Work task: Each line of the records below that holds "Loading" should be copied out.

Exercise materials:
────────────────────

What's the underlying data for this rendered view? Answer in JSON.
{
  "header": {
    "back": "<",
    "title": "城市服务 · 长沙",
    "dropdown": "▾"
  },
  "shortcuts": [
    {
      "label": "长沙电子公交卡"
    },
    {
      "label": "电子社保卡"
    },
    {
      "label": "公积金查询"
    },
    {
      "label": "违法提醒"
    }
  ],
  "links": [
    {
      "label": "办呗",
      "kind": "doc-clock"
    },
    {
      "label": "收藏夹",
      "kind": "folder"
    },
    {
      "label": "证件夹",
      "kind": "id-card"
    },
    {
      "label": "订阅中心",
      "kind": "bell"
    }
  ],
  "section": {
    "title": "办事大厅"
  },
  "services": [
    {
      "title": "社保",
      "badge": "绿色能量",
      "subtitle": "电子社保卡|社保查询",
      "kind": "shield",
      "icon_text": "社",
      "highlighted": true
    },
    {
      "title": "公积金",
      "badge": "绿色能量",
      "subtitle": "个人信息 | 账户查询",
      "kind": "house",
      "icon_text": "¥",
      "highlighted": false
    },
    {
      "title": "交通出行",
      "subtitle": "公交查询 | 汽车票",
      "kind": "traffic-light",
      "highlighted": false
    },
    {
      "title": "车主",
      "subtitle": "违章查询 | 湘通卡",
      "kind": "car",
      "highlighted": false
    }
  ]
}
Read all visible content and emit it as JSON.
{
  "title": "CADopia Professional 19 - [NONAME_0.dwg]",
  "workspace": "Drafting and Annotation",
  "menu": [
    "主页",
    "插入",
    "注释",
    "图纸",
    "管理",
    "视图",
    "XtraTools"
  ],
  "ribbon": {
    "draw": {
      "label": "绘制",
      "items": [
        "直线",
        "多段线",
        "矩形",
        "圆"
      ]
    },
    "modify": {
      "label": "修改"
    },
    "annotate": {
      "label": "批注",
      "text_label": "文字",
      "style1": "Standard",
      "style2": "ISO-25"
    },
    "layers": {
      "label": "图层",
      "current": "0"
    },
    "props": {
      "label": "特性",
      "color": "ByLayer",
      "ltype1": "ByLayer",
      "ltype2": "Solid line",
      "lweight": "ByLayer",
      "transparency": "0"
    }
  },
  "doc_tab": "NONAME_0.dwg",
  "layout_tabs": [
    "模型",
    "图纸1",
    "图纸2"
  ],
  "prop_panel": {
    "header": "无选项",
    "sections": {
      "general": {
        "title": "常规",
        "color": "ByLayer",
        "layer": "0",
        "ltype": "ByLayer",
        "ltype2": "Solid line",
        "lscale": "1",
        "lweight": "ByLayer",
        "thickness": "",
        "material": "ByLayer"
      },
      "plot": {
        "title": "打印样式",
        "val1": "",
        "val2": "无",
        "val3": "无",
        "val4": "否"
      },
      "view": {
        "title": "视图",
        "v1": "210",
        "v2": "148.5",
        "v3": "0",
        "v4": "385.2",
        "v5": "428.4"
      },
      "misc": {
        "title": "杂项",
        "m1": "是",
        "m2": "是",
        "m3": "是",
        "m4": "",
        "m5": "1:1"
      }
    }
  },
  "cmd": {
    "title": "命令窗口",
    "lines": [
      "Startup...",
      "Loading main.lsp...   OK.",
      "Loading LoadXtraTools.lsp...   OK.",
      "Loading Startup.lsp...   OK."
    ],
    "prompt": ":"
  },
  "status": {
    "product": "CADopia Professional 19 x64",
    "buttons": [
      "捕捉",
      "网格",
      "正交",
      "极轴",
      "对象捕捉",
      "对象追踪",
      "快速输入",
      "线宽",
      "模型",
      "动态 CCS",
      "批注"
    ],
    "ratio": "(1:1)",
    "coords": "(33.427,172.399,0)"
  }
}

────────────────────

Your response:
      "Loading main.lsp...   OK.",
      "Loading LoadXtraTools.lsp...   OK.",
      "Loading Startup.lsp...   OK."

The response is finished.